The Vai had several kinds of towns. There was town proper which was the seat of leadership and the place for meetings and festivals. Then there were half-towns which were not permanent settlements but were occupied by farmers. Half-towns could grow to become towns if the land was fertile enough however if the opposite occurred, they would be abandoned in search for other land to till. Villages were where crops were grown and were usually accessed from the half-towns. Although villages functioned as farms, processing of food produces was done in the half-towns. Crops such as cassava, sweet potato or banana were grown in smaller quantities around the town proper in gardens or orchards. Women went to the farm daily but Fatima wrote that she would often get bored there and sleep when it was hot.

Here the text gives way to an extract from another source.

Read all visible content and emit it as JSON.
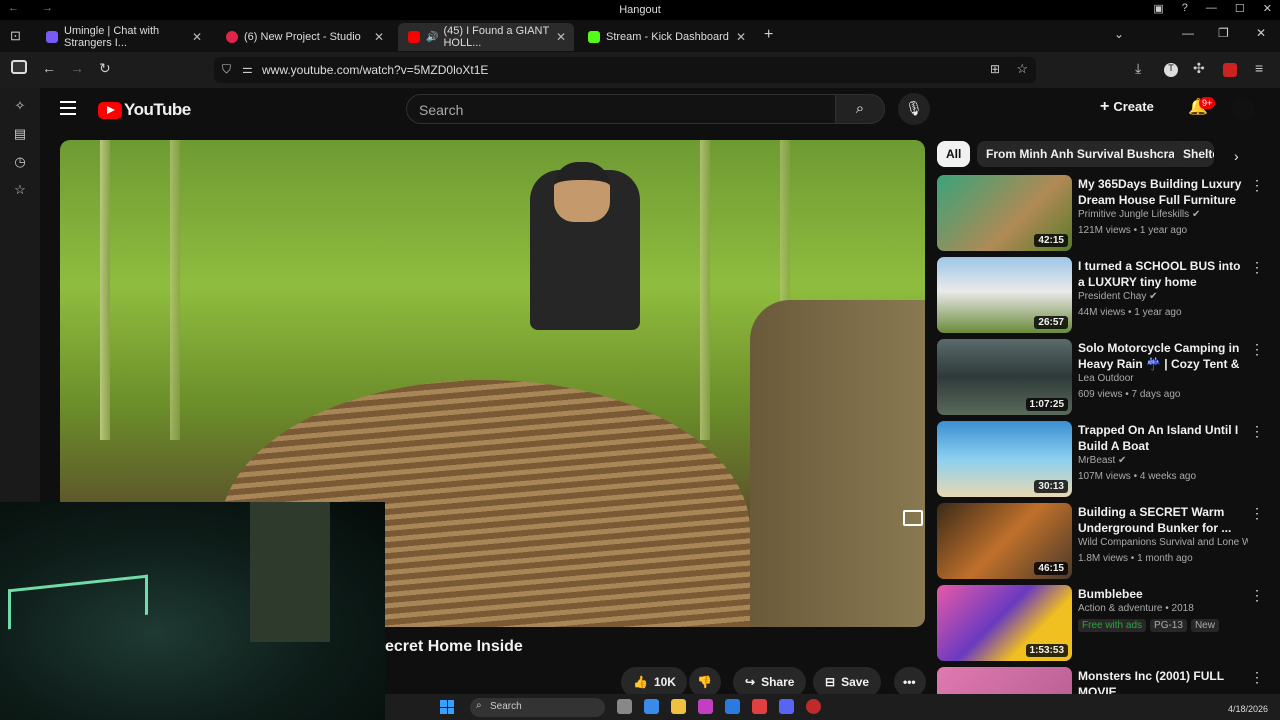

The staple food for the Vai is rice and according to Fatima, “any African or Vai girl more specifically, around six years of age, can cook rice”. Rice was eaten with vegetables and sauces that are still eaten today. Fatima made special mention of the artistic manner in which Vai women served dishes. Using rice as an example, “a woman puts the hot rice in a bowl, wets a spoon with water and presses it lightly to make it stick together. It is then turned upside down on a plate to look like a hemisphere. The rice crust, brown in appearance and flavorful in taste, is placed on the side of the rice..The sauces…are placed either separately or over the rice” (p 46).
Sauces described include palm butter soup and several palaver sauces. Of course fufu had to be mentioned. Breakfast was typically yams, sweet potatoes or plantains roasted in ashes. When they are not roasted, they are fried or boiled. She also made mention of a “bread” made with ground and roasted rice and roasted peanuts pounded together (this reminded me of dankwa) and oranges stored in the attic over a fire till their skin becomes dark and black making their juice concentrated.
Several pages of Fatima’s autobiography are dedicated to hairstyle.
“Dressing hair is done by all women in the community. They do their hair mutually and one rarely ever does one’s own hair. it is a long and laborious procedure. One has to lie or sit so long and undergo the combing of the hair.”
Hairstyles include diamond braids which I guess are typical single braids. Also fashionable was to braid the hair over something stiff in a style called the jojo. Hair decorations included using a gold plated feather. This was stuck in the hair to show out after the head was covered with a scarf. A long wooden pin served as decoration for everyday use. Fatima wrote that it could take several days to put hairstyles up and when the hairstyles are done, the Vai woman “takes great care to ensure the style lasts long, even if she has to sleep on her face.” (p 52)
I was excited reading this recipe for a creme used by Vai women that was apparently so effective, it lasted all day (and left perfume on the hands of a colonial stooge after shaking the hands of Vai women)
“The grease around the kidney of the cow, sheep, or goat is taken, cut into very tiny cubes and placed into a bottle and tightly stopped. Several days later, the juice of some aromatic plant is squeezed into it. Again it is tightly stopped up. Sometimes plam kernel or coconut oil is added, and the whole mixture is placed in the sun every day to allow the grease to melt thoroughly. After several other days, cinnamon and other sweet smelling seeds are added. Every day, when the sun is not very hot, the bottle is placed in the sun. This procedure is continued until all the ingredients have become one, and several months later, the people may then start using it. White clay, found on the shores of streams and swamps, which is often used for whitewashing houses and huts is also sometimes applied” (p 52)
Lipsticks were dark blue and black as well as eyebrow pencils, and teeth were cleaned with charcoal, ashes and rattan. In Vai country, people could be seen brushing their teeth all the time because having bad teen was a bad as being ill. Then regarding baths, Fatima saw “no one in our town who did not take a bath, morning, noon or night.” (p 53). Baths were taken in the kuuwu which was a bathhouse with buckets of water.